Sigmund Freud, Civilization and Its Discontents. We may often disagree with the observations in this book, but it would be hard to deny that it has had and has a widespread impact, consciously or unconsciously, on our world.

F. W. Myers, Human Personality and Its Survival of Bodily Death. If Freud has exhumed the dark and sordid chambers of our mind, Myers explores perhaps the even deeper passageways of light and freshness.

Chinese Poems. Translation by Arthur Waley. In this volume Waley has included almost all of his translations of the great Chinese poems. I know of nothing in any language simpler, more striking and beautiful.

C. P. Cavafy, The Complete Poems of C. P. Cavafy. Not knowing a word of modern Greek, it is not only difficult, but also presumptuous to comment on this work. Cervantes once said that translations were like viewing tapestries from the hidden side. In short, the colors, the nuances, and the delicacy, all are missing. Nevertheless, I would maintain there is yet not a work that, as the Quakers say, “speaks to our condition” as marvelously as those that Carvafy has wrought (even in translation).

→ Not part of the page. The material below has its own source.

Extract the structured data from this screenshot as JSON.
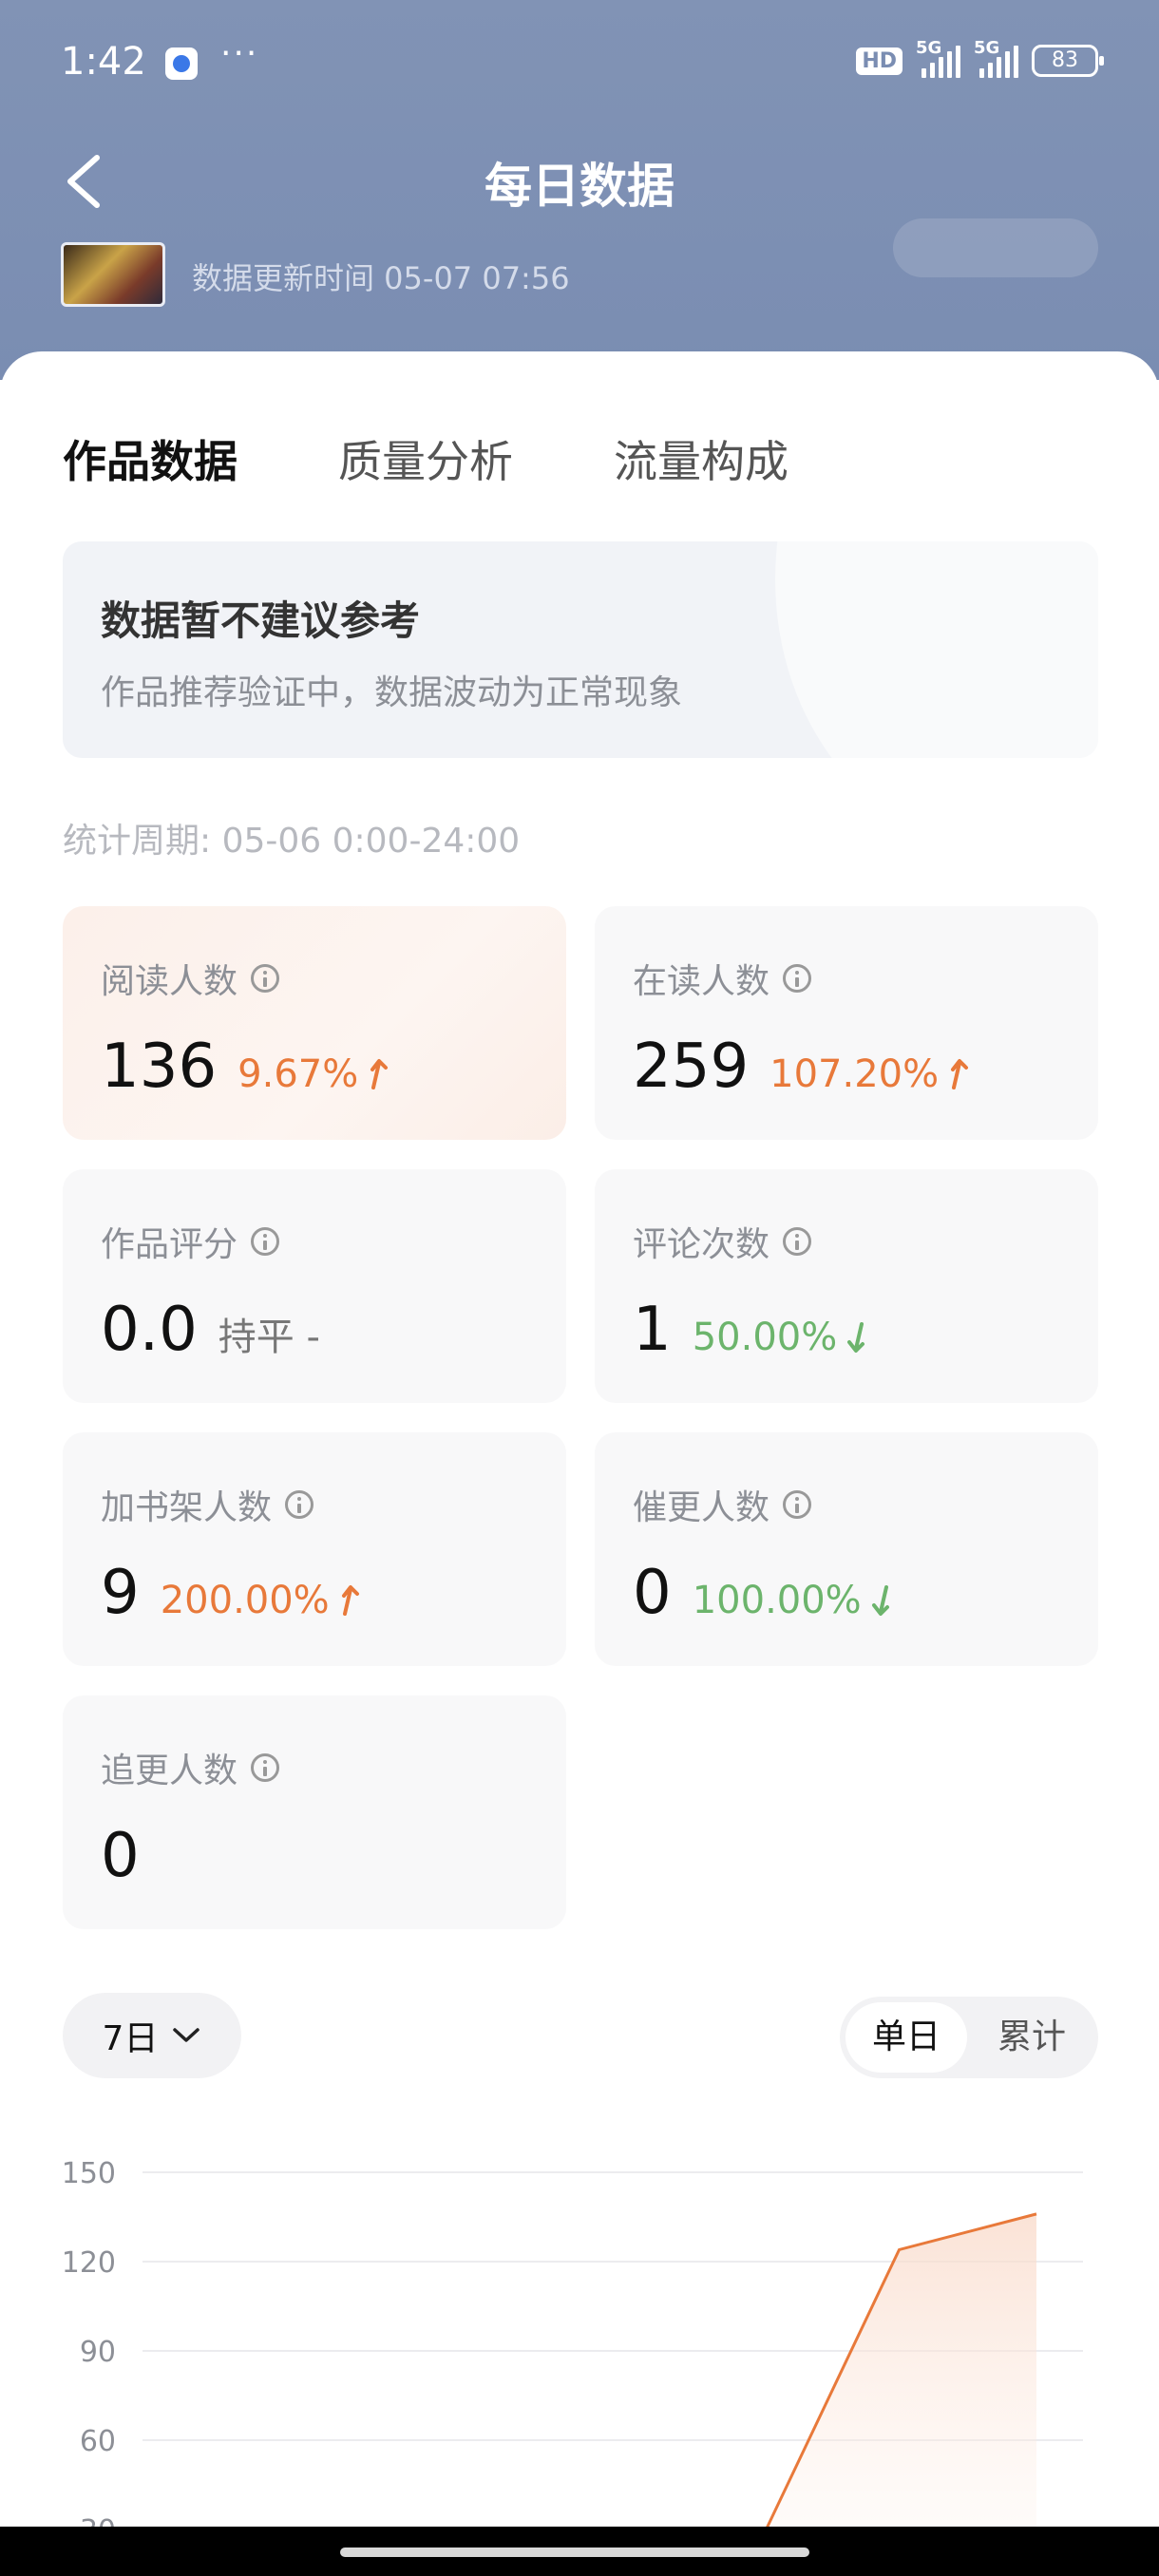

From Copernicus to Einstein by Hans Reichenbach, One, Two, Three . . . Infinity by George Gamorv, The ABC of Relativity by Bertrand Russell, and Physics and Politics by Max Born. All of these books give us in non-technical language the principles, and effects of the physical sciences.

Loren Eiseley, The Immense Journey. This book puts nature and all of us in our place. And we discover that our place is multiple and as beautiful as it is bewildering.

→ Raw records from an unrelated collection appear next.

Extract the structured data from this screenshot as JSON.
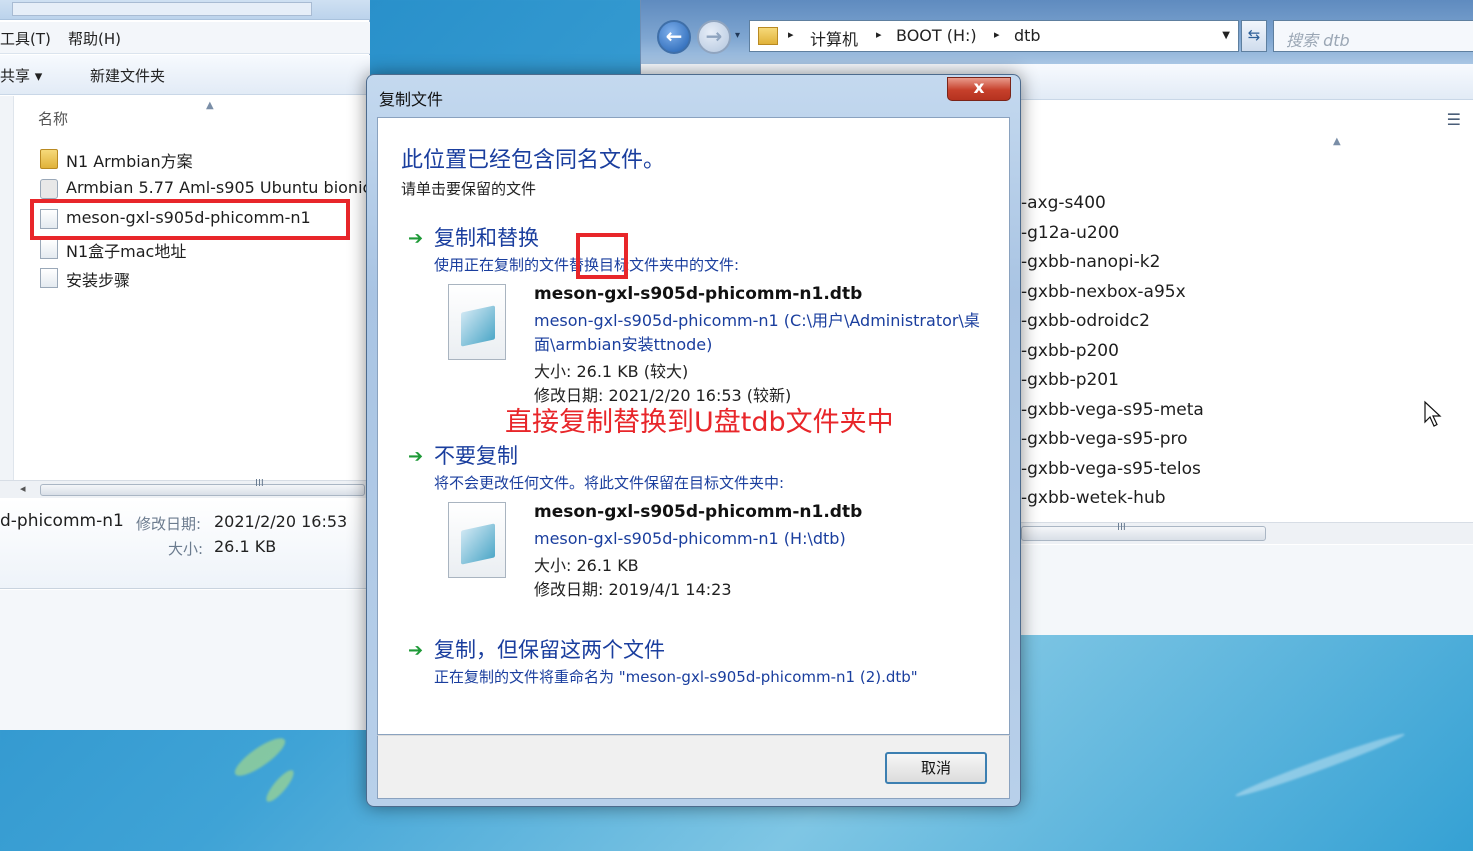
{
  "left_window": {
    "menu": {
      "tools": "工具(T)",
      "help": "帮助(H)"
    },
    "toolbar": {
      "share": "共享 ▾",
      "new_folder": "新建文件夹"
    },
    "column_header": "名称",
    "files": [
      {
        "name": "N1 Armbian方案",
        "icon": "folder-icon"
      },
      {
        "name": "Armbian 5.77 Aml-s905 Ubuntu bionic",
        "icon": "installer-icon"
      },
      {
        "name": "meson-gxl-s905d-phicomm-n1",
        "icon": "dtb-file-icon"
      },
      {
        "name": "N1盒子mac地址",
        "icon": "text-file-icon"
      },
      {
        "name": "安装步骤",
        "icon": "text-file-icon"
      }
    ],
    "details": {
      "name": "d-phicomm-n1",
      "modified_label": "修改日期:",
      "modified_value": "2021/2/20 16:53",
      "size_label": "大小:",
      "size_value": "26.1 KB"
    },
    "scroll_grip": "III"
  },
  "right_window": {
    "breadcrumb": [
      "计算机",
      "BOOT (H:)",
      "dtb"
    ],
    "search_placeholder": "搜索 dtb",
    "files": [
      "-axg-s400",
      "-g12a-u200",
      "-gxbb-nanopi-k2",
      "-gxbb-nexbox-a95x",
      "-gxbb-odroidc2",
      "-gxbb-p200",
      "-gxbb-p201",
      "-gxbb-vega-s95-meta",
      "-gxbb-vega-s95-pro",
      "-gxbb-vega-s95-telos",
      "-gxbb-wetek-hub"
    ],
    "scroll_grip": "III"
  },
  "dialog": {
    "title": "复制文件",
    "close_label": "x",
    "main_instruction": "此位置已经包含同名文件。",
    "sub_instruction": "请单击要保留的文件",
    "options": [
      {
        "title": "复制和替换",
        "description": "使用正在复制的文件替换目标文件夹中的文件:",
        "file": {
          "name": "meson-gxl-s905d-phicomm-n1.dtb",
          "path": "meson-gxl-s905d-phicomm-n1 (C:\\用户\\Administrator\\桌面\\armbian安装ttnode)",
          "size": "大小: 26.1 KB (较大)",
          "modified": "修改日期: 2021/2/20 16:53 (较新)"
        }
      },
      {
        "title": "不要复制",
        "description": "将不会更改任何文件。将此文件保留在目标文件夹中:",
        "file": {
          "name": "meson-gxl-s905d-phicomm-n1.dtb",
          "path": "meson-gxl-s905d-phicomm-n1 (H:\\dtb)",
          "size": "大小: 26.1 KB",
          "modified": "修改日期: 2019/4/1 14:23"
        }
      },
      {
        "title": "复制，但保留这两个文件",
        "description": "正在复制的文件将重命名为 \"meson-gxl-s905d-phicomm-n1 (2).dtb\""
      }
    ],
    "cancel_label": "取消"
  },
  "annotation_text": "直接复制替换到U盘tdb文件夹中",
  "colors": {
    "highlight_red": "#e8262a",
    "link_blue": "#1a3e9e",
    "arrow_green": "#1f9a38"
  }
}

Harlow Shapely, Of Stars and Men. The galaxies are brought closer and we can see ourselves in perspective.

H. G. Wells, The Outline of History. Though Mr. Well’s book was written in 1920, his opening sentence still has real validity in spite of the nuclear revolution. He says it “is an attempt to tell truly and clearly, in one continuous narrative, the whole story of life and mankind so far as it’s known today.”

Edward Gibbon, Decline and Fall of the Roman Empire. In spite of the all too facile analogies relating our idea to that of the Roman Empire, this magnificently written three-volume history could aid us in coming to grips with the entire suicidal concept of empire and its consequences. (J.B. Bury Edition)

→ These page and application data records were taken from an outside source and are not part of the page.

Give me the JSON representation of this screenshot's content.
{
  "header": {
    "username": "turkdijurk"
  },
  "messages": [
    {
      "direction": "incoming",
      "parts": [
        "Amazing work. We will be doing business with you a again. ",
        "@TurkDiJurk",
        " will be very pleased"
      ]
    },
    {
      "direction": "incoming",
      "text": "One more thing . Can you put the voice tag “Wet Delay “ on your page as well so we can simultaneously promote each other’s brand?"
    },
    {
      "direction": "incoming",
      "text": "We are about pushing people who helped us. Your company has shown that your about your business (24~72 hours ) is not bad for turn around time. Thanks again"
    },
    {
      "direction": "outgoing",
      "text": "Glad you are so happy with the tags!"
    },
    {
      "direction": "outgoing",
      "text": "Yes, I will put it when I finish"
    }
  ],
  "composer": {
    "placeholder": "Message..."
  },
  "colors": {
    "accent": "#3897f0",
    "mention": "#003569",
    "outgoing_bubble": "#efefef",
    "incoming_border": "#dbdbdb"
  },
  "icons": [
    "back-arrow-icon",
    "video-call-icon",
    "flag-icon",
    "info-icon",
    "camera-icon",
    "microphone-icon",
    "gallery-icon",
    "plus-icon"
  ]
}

Aristotle, The Politics. Wherever one begins or ends in the strivings, ideals and chaos of the body politic, one must start and return to the tutor of Alexander the Great.

Hannah Arendt, The Origins of Totalitarianism. I wish this book were easier to read because it’s a handbook we should carry with us always. It not only raises all the overwhelming questions of the day, but answers them with the lucidity and intelligence that we have unhappily ignored.

J. Krishnamurti, Education and the Significance of Life. Heartbreakingly, this is the way education could be, but so far as I know, has never been. The age-old task remains — by whom and how are the educators to be educated?

The Teacher and the Taught: Education in Theory and Practice from Plato to James B. Conant. Lively contrary disquisitions, at times abrasive, but gloriously lacking the stuffiness of a classroom.

The Life and Work of Sigmund Freud by Ernest Jones, Karl Marx by Franz Mehring, Charles Darwin by Sir Gavin DeBeer. Without knowing the life and thoughts of these three men, we will be further victimized by not knowing what formed and still forms, for good and for ill, our age. And for those of you who will live into the 21st century, you would do well to know of the lives and thoughts of Max Plank (the Quantam Theory), Albert Einstein (the general and special theories of relativeiy), and Mahatma Gandhi (the principle method of resisting oppression without spilling blood and the means to carry out radical social change without violence).

M. K. Gandhi, My Experiments with Truth. This autobiography is doubtless the most scrupulous that has ever been written. Unlike most works, particularly autobiographies, truth with a small t is the central nagging character.

Charles Dickens, The only English novelist that has something of the depth of the great Russian writers: Tolstoy, Dostoevsky, and Turgenev. See Turgenev’s Fathers and Sons.

Hermann Broch, This Austrian writer, 1886 - 1951 surpassed all the 20th century novelists save for Marcel Proust. See his Trilogy, The Sleepwalkers, and The Death of Virgil.